  • The Loins Sleep Tonight: From "Listen To Your Heart":
    As for Immanuel Kant, all the girls in town knew that Kant, kouldn't.
  • Overly Narrow Superlative: "The Happiest Town in Town".
  • Over-the-Shoulder Carry: The monster kidnaps Elizabeth and carries her like this to the cave.
  • Patter Song: Most of the song "The Brain" ("His Medulla Oblongata / tells his brain stem that it’s gotta / send an impulse full of data / which creates a lot of pain"… etc).
  • Protagonist Title: Frederick Frankenstein, the youngest member of the Frankenstein line, is the protagonist.
  • Real Joke Name: Frederick claims to have once been a Wiffenpoof while at Yale during "Together Again". Strange as it may seem to anyone who didn't go to an Ivy League school, the Wiffenpoofs are a real student a capella chorus group based at Yale University.
  • Pair the Spares: At the end of the play, Frau Blücher (*NEIGH*) hooks up with the blind hermit.
    "Now, if you'll excuse me, I have a blind date!"
  • Reprise Medley: "Finale Ultimo".
  • Science Hero's Babe Assistant: Inga is the attractive blonde assistant to Dr. Frankenstein, a Mad Scientist. Her misunderstanding of his instructions creates several humorous scenes. Her appearance is a source of sex comedy, and she ends up paired with Dr. Frankenstein.
  • Science-Related Memetic Disorder: A compulsion to commit mad science is a hereditary condition that runs in the Frankenstein family. As the Frankensteins sing in "Join The Family Business":

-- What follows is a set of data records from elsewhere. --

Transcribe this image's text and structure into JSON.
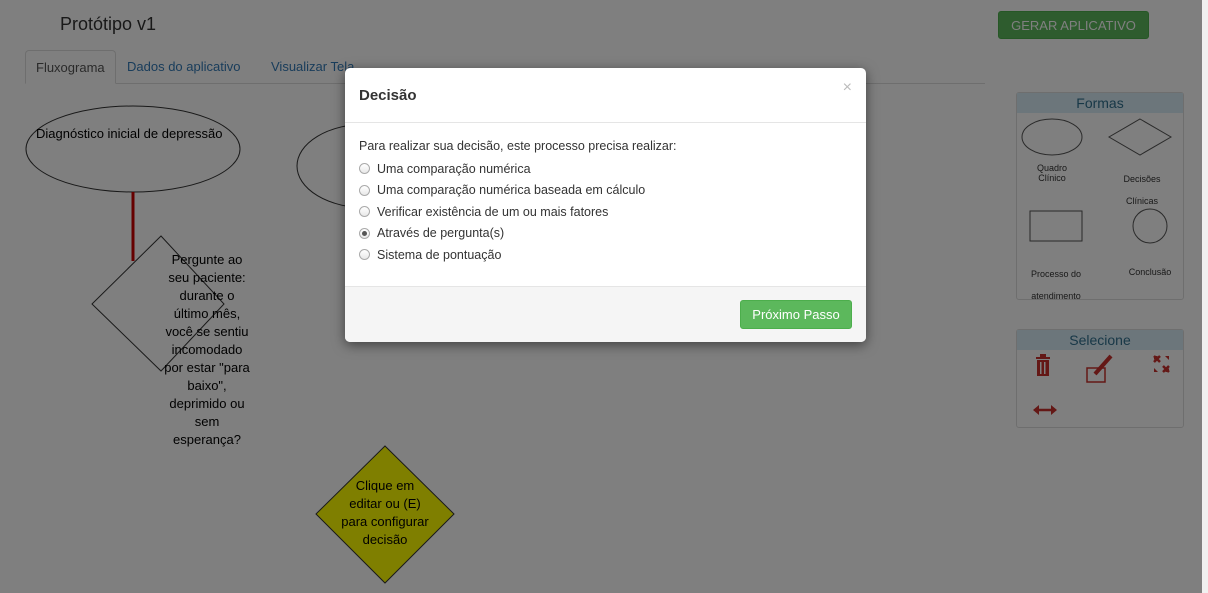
{
  "header": {
    "app_title": "Protótipo v1",
    "generate_button": "GERAR APLICATIVO"
  },
  "tabs": [
    {
      "label": "Fluxograma",
      "active": true
    },
    {
      "label": "Dados do aplicativo",
      "active": false
    },
    {
      "label": "Visualizar Tela",
      "active": false
    }
  ],
  "flowchart": {
    "start_node": "Diagnóstico inicial de depressão",
    "question_node": [
      "Pergunte ao",
      "seu paciente:",
      "durante o",
      "último mês,",
      "você se sentiu",
      "incomodado",
      "por estar \"para",
      "baixo\",",
      "deprimido ou",
      "sem",
      "esperança?"
    ],
    "decision_node": [
      "Clique em",
      "editar ou (E)",
      "para configurar",
      "decisão"
    ]
  },
  "shapes_panel": {
    "title": "Formas",
    "items": [
      {
        "label": "Quadro Clínico",
        "icon": "ellipse-shape-icon"
      },
      {
        "label": "Decisões Clínicas",
        "icon": "diamond-shape-icon"
      },
      {
        "label": "Processo do atendimento",
        "icon": "rectangle-shape-icon"
      },
      {
        "label": "Conclusão",
        "icon": "circle-shape-icon"
      }
    ]
  },
  "select_panel": {
    "title": "Selecione",
    "tools": [
      "trash-icon",
      "edit-icon",
      "expand-icon",
      "resize-horizontal-icon"
    ]
  },
  "modal": {
    "title": "Decisão",
    "close_label": "×",
    "intro": "Para realizar sua decisão, este processo precisa realizar:",
    "options": [
      {
        "label": "Uma comparação numérica",
        "checked": false
      },
      {
        "label": "Uma comparação numérica baseada em cálculo",
        "checked": false
      },
      {
        "label": "Verificar existência de um ou mais fatores",
        "checked": false
      },
      {
        "label": "Através de pergunta(s)",
        "checked": true
      },
      {
        "label": "Sistema de pontuação",
        "checked": false
      }
    ],
    "next_button": "Próximo Passo"
  },
  "colors": {
    "accent_green": "#5cb85c",
    "link_blue": "#337ab7",
    "panel_header": "#d9edf7",
    "tool_red": "#c9302c",
    "flow_red": "#cc0000",
    "decision_yellow": "#ffff00"
  }
}
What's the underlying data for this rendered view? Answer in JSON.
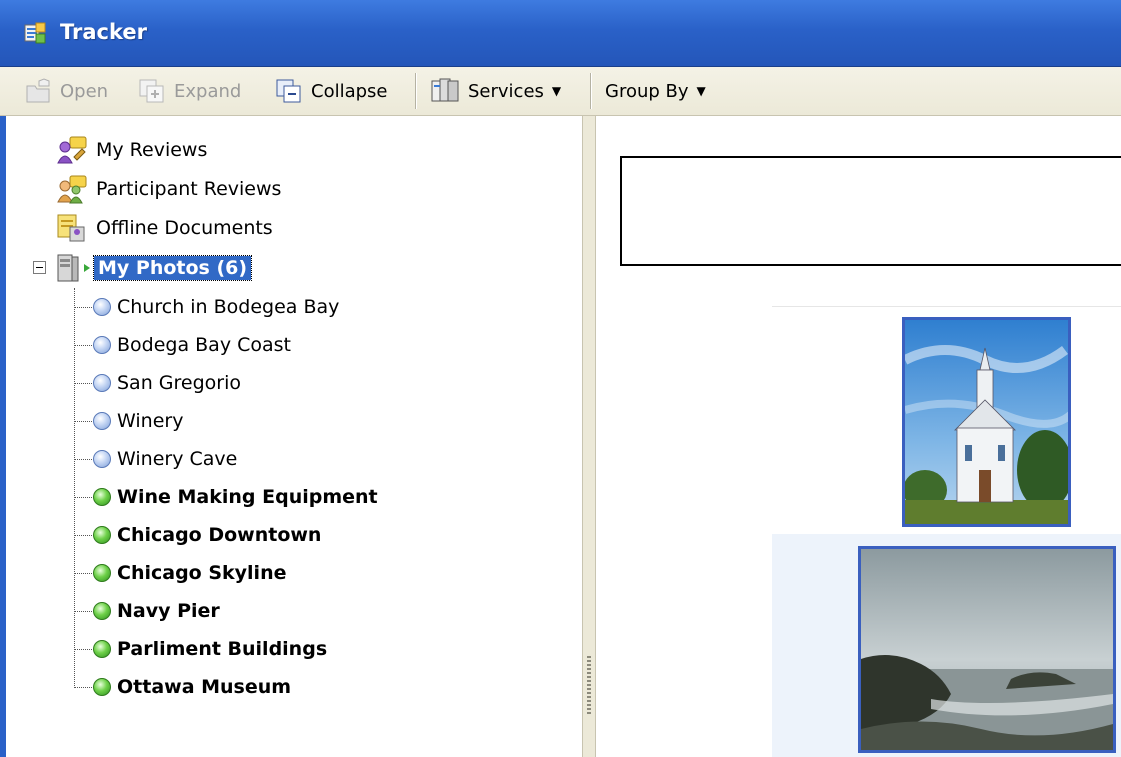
{
  "window": {
    "title": "Tracker"
  },
  "toolbar": {
    "open_label": "Open",
    "expand_label": "Expand",
    "collapse_label": "Collapse",
    "services_label": "Services",
    "groupby_label": "Group By"
  },
  "tree": {
    "top_items": [
      {
        "label": "My Reviews",
        "icon": "my-reviews-icon"
      },
      {
        "label": "Participant Reviews",
        "icon": "participant-reviews-icon"
      },
      {
        "label": "Offline Documents",
        "icon": "offline-documents-icon"
      }
    ],
    "root": {
      "label": "My Photos (6)",
      "icon": "server-folder-icon",
      "expanded": true
    },
    "children": [
      {
        "label": "Church in Bodegea Bay",
        "status": "blue",
        "bold": false
      },
      {
        "label": "Bodega Bay Coast",
        "status": "blue",
        "bold": false
      },
      {
        "label": "San Gregorio",
        "status": "blue",
        "bold": false
      },
      {
        "label": "Winery",
        "status": "blue",
        "bold": false
      },
      {
        "label": "Winery Cave",
        "status": "blue",
        "bold": false
      },
      {
        "label": "Wine Making Equipment",
        "status": "green",
        "bold": true
      },
      {
        "label": "Chicago Downtown",
        "status": "green",
        "bold": true
      },
      {
        "label": "Chicago Skyline",
        "status": "green",
        "bold": true
      },
      {
        "label": "Navy Pier",
        "status": "green",
        "bold": true
      },
      {
        "label": "Parliment Buildings",
        "status": "green",
        "bold": true
      },
      {
        "label": "Ottawa Museum",
        "status": "green",
        "bold": true
      }
    ]
  },
  "colors": {
    "title_bar": "#2a61c8",
    "selection": "#3169c6",
    "photo_border": "#3a5fbf",
    "status_blue": "#7e9fd8",
    "status_green": "#3fae2a"
  }
}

    The Roqueforts are celebrated for their Roquefort cheese
    The Rothschilds are famous for their wines
    Hersheys have their chocolates, and Liptons have their teas
    But when it comes to making monsters you can't beat the Frankensteins!
  • Sexy Scandinavian: Dr. Frankenstein has a pretty blond sex kitten of an assistant named Inga.
  • Sleeps with Everyone but You: Implied in "Please Don't Touch Me":
    Elizabeth: Oh, Frederick, I know you're a virgin.
    Frederick: Yes, science has always come first.
    Elizabeth: And as every guy in New York knows, I come first too.
  • Smoking Hot Sex: Featured in "Deep Love", when Elizabeth and the Monster come together.
  • Tempting Fate: "I may just be the village idiot, but what are the odds of a New York doctor ever coming to Transylvania?"
  • Title Drop: The song "Join the Family Business" ends with one. "Do not make a fuss!/There's nothing to discuss/You must be one of us,/young Fraaaankensteeeiiin!"
  • Trauma Button: Because of what happened to him back at the lab, the monster is terrified of fire. It also sends him into a violent frenzy.
  • The Unintelligible: The Monster before Frederick gives him some of his intelligence. Used for effect for two numbers:
    • "Transylvania Mania" has Igor, Frederick and Inga trying to cover up The Monster's musical moaning with the song and later, the village joins in as well as a trombone.
    • "Puttin' On The Ritz" has The Monster do a scat-singing solo, showing he knows the tune even if he can't say the words.